> [Your instructions]: Present the lines below again, exactly as they stand.

┄┄┄┄┄┄

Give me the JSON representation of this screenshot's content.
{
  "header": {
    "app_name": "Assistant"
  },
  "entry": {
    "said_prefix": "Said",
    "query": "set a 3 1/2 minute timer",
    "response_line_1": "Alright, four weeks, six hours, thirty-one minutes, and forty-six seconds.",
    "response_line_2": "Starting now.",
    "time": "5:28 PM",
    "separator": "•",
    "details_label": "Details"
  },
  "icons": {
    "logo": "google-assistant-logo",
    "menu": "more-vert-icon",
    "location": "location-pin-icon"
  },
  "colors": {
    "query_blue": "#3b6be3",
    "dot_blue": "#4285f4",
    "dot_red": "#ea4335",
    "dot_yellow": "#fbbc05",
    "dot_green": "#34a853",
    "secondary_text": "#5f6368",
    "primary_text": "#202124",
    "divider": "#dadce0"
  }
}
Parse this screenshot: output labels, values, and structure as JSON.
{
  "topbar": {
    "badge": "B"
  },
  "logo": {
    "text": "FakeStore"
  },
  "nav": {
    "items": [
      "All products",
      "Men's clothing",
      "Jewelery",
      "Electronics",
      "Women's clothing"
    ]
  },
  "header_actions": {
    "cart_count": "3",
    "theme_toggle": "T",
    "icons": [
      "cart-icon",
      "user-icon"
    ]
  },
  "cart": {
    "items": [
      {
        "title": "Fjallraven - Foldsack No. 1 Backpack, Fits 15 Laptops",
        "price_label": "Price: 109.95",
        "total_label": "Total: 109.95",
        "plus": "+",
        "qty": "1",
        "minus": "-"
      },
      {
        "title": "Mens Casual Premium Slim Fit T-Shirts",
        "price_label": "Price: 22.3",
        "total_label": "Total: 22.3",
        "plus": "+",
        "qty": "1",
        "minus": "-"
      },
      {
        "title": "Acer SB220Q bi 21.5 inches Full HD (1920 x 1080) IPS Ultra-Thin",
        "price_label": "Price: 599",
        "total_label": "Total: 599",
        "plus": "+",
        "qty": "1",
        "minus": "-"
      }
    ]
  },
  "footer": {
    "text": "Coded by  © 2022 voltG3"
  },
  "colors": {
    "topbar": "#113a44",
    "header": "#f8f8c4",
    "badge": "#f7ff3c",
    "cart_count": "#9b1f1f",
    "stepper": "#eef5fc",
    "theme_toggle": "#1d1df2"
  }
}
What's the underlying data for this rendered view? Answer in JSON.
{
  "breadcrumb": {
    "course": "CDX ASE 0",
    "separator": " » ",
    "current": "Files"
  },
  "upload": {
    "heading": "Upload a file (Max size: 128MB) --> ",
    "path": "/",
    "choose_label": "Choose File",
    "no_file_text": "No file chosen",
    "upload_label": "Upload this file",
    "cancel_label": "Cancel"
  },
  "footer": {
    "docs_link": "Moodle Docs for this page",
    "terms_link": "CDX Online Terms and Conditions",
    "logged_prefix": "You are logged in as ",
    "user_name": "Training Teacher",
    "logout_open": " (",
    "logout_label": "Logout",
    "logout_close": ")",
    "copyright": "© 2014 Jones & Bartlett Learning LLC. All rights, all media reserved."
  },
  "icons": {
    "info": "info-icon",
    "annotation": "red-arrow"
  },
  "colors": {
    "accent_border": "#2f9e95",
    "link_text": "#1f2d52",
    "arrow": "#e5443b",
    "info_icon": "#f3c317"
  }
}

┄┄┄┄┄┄

> [Problem solution]:
Give me the JSON representation of this screenshot's content.
{
  "header": {
    "app_name": "Assistant"
  },
  "entry": {
    "said_prefix": "Said",
    "query": "set a 3 1/2 minute timer",
    "response_line_1": "Alright, four weeks, six hours, thirty-one minutes, and forty-six seconds.",
    "response_line_2": "Starting now.",
    "time": "5:28 PM",
    "separator": "•",
    "details_label": "Details"
  },
  "icons": {
    "logo": "google-assistant-logo",
    "menu": "more-vert-icon",
    "location": "location-pin-icon"
  },
  "colors": {
    "query_blue": "#3b6be3",
    "dot_blue": "#4285f4",
    "dot_red": "#ea4335",
    "dot_yellow": "#fbbc05",
    "dot_green": "#34a853",
    "secondary_text": "#5f6368",
    "primary_text": "#202124",
    "divider": "#dadce0"
  }
}
Parse this screenshot: output labels, values, and structure as JSON.
{
  "topbar": {
    "badge": "B"
  },
  "logo": {
    "text": "FakeStore"
  },
  "nav": {
    "items": [
      "All products",
      "Men's clothing",
      "Jewelery",
      "Electronics",
      "Women's clothing"
    ]
  },
  "header_actions": {
    "cart_count": "3",
    "theme_toggle": "T",
    "icons": [
      "cart-icon",
      "user-icon"
    ]
  },
  "cart": {
    "items": [
      {
        "title": "Fjallraven - Foldsack No. 1 Backpack, Fits 15 Laptops",
        "price_label": "Price: 109.95",
        "total_label": "Total: 109.95",
        "plus": "+",
        "qty": "1",
        "minus": "-"
      },
      {
        "title": "Mens Casual Premium Slim Fit T-Shirts",
        "price_label": "Price: 22.3",
        "total_label": "Total: 22.3",
        "plus": "+",
        "qty": "1",
        "minus": "-"
      },
      {
        "title": "Acer SB220Q bi 21.5 inches Full HD (1920 x 1080) IPS Ultra-Thin",
        "price_label": "Price: 599",
        "total_label": "Total: 599",
        "plus": "+",
        "qty": "1",
        "minus": "-"
      }
    ]
  },
  "footer": {
    "text": "Coded by  © 2022 voltG3"
  },
  "colors": {
    "topbar": "#113a44",
    "header": "#f8f8c4",
    "badge": "#f7ff3c",
    "cart_count": "#9b1f1f",
    "stepper": "#eef5fc",
    "theme_toggle": "#1d1df2"
  }
}
What's the underlying data for this rendered view? Answer in JSON.
{
  "breadcrumb": {
    "course": "CDX ASE 0",
    "separator": " » ",
    "current": "Files"
  },
  "upload": {
    "heading": "Upload a file (Max size: 128MB) --> ",
    "path": "/",
    "choose_label": "Choose File",
    "no_file_text": "No file chosen",
    "upload_label": "Upload this file",
    "cancel_label": "Cancel"
  },
  "footer": {
    "docs_link": "Moodle Docs for this page",
    "terms_link": "CDX Online Terms and Conditions",
    "logged_prefix": "You are logged in as ",
    "user_name": "Training Teacher",
    "logout_open": " (",
    "logout_label": "Logout",
    "logout_close": ")",
    "copyright": "© 2014 Jones & Bartlett Learning LLC. All rights, all media reserved."
  },
  "icons": {
    "info": "info-icon",
    "annotation": "red-arrow"
  },
  "colors": {
    "accent_border": "#2f9e95",
    "link_text": "#1f2d52",
    "arrow": "#e5443b",
    "info_icon": "#f3c317"
  }
}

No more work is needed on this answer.